> **What you are asked to do**
Determine how many lines in the data below contain "Secretaría" and write only that number.

Items from an interface collection:
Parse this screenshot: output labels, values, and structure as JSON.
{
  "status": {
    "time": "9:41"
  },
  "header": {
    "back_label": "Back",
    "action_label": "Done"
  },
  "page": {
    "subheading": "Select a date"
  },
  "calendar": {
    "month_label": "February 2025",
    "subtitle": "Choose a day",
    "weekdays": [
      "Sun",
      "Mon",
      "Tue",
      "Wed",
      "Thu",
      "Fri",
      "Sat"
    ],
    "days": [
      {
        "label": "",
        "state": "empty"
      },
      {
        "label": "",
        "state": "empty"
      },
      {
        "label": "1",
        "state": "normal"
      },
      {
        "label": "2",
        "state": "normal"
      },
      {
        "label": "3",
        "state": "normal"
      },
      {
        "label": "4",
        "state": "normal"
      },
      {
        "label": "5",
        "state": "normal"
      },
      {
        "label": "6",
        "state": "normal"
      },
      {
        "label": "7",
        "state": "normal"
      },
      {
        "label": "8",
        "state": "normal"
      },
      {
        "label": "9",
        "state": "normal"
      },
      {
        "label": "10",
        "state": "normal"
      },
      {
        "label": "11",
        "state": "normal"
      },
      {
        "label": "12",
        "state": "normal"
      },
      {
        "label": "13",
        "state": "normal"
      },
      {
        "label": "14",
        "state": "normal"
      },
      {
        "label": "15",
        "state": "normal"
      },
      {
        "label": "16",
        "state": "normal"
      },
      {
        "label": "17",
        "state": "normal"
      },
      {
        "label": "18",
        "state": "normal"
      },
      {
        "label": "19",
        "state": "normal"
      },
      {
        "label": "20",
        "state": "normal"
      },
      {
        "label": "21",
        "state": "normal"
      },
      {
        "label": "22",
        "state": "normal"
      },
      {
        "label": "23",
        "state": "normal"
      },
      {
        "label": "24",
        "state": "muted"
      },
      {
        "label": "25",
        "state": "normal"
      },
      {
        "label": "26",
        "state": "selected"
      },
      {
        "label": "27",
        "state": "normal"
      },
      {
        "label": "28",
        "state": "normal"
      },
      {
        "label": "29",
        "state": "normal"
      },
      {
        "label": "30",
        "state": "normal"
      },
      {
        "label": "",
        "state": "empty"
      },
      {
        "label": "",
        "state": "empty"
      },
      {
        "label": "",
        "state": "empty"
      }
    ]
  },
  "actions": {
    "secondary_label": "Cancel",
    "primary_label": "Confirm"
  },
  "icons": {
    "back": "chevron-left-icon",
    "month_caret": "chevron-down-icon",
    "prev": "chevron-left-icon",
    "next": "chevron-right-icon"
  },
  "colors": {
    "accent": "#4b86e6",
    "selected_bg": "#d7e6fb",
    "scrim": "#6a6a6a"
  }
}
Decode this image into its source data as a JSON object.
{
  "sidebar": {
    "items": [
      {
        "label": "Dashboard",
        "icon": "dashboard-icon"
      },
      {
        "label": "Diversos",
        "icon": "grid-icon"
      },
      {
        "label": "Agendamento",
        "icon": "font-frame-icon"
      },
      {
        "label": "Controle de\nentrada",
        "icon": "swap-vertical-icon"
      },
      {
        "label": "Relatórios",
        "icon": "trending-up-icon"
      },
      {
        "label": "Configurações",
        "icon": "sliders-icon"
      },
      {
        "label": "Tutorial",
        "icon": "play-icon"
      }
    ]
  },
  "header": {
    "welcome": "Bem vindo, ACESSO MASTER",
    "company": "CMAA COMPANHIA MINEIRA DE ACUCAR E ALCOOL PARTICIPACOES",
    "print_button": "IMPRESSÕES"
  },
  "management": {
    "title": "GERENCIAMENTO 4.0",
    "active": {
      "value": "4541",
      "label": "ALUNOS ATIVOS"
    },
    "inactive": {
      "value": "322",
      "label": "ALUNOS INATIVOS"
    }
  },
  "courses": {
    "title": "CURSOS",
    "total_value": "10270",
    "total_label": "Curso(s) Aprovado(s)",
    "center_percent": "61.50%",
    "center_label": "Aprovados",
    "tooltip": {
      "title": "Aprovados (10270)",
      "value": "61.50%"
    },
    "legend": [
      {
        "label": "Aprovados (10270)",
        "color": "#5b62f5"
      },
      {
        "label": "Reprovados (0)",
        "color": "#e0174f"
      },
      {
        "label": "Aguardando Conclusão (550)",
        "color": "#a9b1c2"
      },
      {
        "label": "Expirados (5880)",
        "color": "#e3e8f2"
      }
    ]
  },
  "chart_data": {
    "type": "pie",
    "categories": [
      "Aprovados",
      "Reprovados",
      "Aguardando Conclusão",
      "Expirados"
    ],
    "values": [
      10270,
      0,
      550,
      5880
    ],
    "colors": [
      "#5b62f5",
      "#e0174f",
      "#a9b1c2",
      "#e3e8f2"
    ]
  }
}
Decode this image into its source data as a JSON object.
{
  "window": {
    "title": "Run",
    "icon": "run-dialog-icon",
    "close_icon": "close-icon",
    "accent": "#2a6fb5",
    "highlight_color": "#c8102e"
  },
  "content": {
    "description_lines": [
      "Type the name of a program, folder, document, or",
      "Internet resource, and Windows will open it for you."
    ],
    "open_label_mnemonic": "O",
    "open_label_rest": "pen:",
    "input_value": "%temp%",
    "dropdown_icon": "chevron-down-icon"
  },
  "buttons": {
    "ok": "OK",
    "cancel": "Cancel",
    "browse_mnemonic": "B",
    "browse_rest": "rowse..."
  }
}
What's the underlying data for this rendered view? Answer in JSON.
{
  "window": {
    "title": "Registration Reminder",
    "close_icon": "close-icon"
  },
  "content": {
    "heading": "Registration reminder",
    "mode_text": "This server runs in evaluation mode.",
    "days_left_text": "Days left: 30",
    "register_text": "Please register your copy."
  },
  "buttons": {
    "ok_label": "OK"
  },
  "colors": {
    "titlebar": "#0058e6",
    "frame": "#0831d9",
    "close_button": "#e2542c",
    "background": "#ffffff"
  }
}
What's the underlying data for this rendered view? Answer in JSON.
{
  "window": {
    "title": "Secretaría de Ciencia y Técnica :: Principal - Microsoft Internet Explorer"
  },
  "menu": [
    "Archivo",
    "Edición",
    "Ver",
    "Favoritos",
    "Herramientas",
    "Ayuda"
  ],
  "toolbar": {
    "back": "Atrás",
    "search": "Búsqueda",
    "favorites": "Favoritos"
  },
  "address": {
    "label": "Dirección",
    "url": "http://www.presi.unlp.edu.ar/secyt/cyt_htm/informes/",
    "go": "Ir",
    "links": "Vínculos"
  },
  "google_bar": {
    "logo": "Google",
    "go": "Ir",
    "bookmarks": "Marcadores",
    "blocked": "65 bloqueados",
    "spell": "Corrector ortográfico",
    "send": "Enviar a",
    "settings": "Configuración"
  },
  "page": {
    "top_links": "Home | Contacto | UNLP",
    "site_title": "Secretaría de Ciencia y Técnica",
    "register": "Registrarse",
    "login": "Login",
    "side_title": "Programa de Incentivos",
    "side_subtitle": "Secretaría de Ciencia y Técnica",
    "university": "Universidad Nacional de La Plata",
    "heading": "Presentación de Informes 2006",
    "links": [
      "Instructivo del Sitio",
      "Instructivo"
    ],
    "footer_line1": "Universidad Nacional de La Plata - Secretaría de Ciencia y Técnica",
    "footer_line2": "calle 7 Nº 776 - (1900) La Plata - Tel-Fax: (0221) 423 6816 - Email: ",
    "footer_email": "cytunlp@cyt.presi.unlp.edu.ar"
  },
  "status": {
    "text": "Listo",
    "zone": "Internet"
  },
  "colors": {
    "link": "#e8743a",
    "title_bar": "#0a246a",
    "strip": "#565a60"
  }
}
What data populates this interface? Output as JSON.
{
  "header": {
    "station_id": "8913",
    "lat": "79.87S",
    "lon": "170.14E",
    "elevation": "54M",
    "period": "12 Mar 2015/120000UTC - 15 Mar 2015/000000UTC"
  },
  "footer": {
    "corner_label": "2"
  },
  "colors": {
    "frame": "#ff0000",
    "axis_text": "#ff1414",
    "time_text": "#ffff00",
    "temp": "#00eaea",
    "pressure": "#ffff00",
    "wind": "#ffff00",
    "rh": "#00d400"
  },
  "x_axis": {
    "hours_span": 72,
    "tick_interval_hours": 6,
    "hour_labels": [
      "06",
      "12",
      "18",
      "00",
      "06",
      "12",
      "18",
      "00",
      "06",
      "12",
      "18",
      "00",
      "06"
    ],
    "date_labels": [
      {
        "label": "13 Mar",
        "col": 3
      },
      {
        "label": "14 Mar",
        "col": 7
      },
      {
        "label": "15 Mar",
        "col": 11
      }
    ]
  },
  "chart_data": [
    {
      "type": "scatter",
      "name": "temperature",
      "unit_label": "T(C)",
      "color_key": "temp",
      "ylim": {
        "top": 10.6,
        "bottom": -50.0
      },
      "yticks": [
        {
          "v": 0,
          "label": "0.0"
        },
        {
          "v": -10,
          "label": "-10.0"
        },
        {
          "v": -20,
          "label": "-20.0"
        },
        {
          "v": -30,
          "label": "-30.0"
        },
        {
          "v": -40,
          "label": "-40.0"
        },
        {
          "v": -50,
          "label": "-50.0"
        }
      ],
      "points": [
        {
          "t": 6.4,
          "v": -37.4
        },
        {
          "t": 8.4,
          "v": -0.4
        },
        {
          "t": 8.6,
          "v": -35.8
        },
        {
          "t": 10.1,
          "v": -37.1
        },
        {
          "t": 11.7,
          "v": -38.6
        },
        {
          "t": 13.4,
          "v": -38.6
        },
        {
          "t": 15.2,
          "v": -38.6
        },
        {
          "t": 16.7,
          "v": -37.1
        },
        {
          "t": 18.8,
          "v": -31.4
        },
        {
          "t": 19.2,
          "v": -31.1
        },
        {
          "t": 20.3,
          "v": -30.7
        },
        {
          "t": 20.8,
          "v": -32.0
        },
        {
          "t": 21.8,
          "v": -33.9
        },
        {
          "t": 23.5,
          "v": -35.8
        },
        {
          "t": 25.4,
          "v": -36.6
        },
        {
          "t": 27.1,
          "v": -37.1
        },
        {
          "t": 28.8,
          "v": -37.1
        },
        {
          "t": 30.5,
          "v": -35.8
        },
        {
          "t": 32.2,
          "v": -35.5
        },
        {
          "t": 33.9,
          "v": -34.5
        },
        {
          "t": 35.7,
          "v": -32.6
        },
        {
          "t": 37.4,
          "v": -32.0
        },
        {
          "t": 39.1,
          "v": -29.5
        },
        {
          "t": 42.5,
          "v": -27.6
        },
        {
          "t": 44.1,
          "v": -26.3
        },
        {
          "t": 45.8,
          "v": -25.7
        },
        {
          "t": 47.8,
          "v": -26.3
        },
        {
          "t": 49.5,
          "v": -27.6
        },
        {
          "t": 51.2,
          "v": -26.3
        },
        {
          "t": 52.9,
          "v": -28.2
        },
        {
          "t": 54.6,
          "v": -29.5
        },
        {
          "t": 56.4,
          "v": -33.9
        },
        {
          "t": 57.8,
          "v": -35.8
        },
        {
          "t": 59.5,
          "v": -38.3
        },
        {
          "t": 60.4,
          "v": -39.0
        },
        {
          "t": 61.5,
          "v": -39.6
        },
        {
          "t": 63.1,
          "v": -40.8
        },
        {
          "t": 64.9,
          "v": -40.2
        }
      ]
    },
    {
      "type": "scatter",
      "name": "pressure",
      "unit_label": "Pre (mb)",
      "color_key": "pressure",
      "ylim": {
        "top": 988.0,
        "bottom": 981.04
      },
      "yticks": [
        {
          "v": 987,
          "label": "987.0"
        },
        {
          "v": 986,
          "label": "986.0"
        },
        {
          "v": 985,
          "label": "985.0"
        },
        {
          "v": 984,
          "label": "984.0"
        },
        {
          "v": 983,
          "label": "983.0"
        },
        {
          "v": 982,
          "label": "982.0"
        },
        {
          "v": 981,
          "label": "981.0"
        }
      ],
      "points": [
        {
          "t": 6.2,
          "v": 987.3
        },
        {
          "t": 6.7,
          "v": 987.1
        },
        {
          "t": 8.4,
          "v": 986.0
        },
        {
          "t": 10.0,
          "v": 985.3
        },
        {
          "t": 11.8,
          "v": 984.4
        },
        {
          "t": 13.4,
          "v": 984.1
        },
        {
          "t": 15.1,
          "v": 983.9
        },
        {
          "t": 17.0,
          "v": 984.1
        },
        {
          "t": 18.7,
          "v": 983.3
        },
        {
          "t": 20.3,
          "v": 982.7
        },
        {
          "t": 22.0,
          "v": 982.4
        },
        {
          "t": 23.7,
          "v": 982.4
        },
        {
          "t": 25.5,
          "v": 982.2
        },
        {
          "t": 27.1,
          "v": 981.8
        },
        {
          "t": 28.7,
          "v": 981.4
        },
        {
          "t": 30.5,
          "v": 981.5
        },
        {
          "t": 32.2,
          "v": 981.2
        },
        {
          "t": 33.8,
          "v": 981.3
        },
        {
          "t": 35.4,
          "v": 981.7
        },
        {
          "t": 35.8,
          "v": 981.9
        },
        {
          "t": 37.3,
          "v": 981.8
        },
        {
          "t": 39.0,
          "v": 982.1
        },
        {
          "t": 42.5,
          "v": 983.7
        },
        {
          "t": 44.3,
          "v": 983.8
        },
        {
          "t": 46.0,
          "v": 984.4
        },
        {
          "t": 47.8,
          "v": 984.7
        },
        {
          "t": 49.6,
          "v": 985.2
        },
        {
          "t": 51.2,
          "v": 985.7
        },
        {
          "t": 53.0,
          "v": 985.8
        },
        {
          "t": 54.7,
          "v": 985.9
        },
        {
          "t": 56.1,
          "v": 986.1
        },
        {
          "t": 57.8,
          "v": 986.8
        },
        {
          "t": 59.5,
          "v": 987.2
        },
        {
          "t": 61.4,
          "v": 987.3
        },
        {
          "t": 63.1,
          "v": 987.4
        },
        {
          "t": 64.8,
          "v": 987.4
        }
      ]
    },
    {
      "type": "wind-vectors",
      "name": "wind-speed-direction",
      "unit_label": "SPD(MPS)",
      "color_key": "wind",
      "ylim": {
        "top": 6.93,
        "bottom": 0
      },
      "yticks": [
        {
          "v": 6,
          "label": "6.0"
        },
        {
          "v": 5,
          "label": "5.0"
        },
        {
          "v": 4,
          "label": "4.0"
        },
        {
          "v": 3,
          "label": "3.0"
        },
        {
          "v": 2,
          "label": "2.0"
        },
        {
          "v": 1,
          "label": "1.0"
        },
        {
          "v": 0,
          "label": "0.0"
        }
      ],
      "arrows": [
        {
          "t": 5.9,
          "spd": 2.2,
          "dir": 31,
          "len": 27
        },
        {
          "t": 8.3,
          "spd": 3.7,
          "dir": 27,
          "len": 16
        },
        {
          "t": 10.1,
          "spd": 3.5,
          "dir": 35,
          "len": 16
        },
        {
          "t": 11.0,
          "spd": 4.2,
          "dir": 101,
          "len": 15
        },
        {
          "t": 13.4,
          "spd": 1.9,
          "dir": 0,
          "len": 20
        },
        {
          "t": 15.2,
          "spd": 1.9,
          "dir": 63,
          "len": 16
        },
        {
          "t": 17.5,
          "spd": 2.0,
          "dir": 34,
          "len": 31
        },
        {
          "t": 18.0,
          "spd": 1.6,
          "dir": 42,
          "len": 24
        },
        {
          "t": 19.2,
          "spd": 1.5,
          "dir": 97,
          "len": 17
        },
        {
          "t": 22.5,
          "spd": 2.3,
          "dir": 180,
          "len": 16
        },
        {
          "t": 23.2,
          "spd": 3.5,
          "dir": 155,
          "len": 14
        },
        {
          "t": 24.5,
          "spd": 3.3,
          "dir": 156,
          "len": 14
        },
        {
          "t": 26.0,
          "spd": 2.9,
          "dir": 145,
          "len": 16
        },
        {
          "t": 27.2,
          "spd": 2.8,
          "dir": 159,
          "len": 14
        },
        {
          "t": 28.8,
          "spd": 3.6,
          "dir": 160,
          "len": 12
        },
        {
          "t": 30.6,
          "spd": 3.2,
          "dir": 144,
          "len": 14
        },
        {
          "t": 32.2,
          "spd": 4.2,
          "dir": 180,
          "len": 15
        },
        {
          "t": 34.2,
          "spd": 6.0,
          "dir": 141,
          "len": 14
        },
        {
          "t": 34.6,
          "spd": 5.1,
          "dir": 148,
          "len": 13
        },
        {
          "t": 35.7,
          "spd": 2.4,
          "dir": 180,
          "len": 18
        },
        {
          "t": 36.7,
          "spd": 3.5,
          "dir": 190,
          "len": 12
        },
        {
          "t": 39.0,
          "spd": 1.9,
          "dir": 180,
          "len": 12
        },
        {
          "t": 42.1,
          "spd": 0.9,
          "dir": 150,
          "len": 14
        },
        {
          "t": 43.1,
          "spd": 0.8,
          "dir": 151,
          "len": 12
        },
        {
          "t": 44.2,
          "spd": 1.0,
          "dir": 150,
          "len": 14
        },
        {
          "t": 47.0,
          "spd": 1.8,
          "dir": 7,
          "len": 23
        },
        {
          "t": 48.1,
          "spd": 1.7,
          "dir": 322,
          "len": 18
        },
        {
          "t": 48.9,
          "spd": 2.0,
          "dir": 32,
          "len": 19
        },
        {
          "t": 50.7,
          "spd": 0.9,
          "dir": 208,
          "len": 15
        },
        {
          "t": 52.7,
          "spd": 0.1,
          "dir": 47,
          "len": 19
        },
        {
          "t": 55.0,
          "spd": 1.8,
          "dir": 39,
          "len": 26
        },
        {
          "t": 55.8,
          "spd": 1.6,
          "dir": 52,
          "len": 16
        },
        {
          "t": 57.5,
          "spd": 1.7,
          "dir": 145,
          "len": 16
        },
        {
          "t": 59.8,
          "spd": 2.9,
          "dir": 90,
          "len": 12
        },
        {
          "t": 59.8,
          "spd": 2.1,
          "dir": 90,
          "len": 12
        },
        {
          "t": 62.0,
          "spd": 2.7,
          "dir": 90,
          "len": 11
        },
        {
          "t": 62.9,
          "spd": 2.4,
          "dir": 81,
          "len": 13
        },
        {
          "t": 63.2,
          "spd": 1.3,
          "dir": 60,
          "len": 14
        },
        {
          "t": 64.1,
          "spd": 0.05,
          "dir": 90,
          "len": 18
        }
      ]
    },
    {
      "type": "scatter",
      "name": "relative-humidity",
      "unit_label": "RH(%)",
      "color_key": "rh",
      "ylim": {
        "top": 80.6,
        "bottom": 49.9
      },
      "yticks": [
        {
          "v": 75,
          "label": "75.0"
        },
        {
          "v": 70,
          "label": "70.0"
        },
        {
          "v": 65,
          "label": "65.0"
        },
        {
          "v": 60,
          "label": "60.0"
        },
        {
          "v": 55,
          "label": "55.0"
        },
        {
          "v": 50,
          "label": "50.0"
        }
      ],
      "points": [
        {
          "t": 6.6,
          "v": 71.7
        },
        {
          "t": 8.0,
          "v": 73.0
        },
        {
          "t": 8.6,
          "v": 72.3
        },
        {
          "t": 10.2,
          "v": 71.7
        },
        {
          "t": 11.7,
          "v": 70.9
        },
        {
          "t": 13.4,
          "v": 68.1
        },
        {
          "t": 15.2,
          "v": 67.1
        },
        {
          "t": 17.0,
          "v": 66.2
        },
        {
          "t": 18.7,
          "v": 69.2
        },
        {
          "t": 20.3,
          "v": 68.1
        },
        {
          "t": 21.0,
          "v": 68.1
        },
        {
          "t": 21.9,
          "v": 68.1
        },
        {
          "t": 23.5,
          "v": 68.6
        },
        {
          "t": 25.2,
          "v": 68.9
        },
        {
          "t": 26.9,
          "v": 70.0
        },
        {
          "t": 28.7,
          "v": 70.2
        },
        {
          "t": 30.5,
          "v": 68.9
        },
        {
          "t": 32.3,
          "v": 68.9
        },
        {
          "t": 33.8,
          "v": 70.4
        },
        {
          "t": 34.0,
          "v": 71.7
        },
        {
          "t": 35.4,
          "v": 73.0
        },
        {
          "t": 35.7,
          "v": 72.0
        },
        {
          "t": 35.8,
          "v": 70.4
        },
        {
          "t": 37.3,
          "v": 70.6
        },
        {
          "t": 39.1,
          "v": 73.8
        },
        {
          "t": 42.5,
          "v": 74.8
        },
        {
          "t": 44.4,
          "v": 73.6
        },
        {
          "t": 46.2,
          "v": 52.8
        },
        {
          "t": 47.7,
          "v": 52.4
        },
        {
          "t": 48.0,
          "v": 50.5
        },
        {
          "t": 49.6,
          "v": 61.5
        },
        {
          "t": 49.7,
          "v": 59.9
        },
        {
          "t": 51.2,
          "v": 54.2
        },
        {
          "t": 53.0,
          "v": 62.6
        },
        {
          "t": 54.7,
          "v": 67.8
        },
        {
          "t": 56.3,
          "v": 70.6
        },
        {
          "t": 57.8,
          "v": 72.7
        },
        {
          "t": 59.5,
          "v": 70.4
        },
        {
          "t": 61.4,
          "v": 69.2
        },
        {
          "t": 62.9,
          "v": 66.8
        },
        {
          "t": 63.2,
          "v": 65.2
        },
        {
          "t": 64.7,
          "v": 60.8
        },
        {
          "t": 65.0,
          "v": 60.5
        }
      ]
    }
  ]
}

> **Solution to the exercise**
4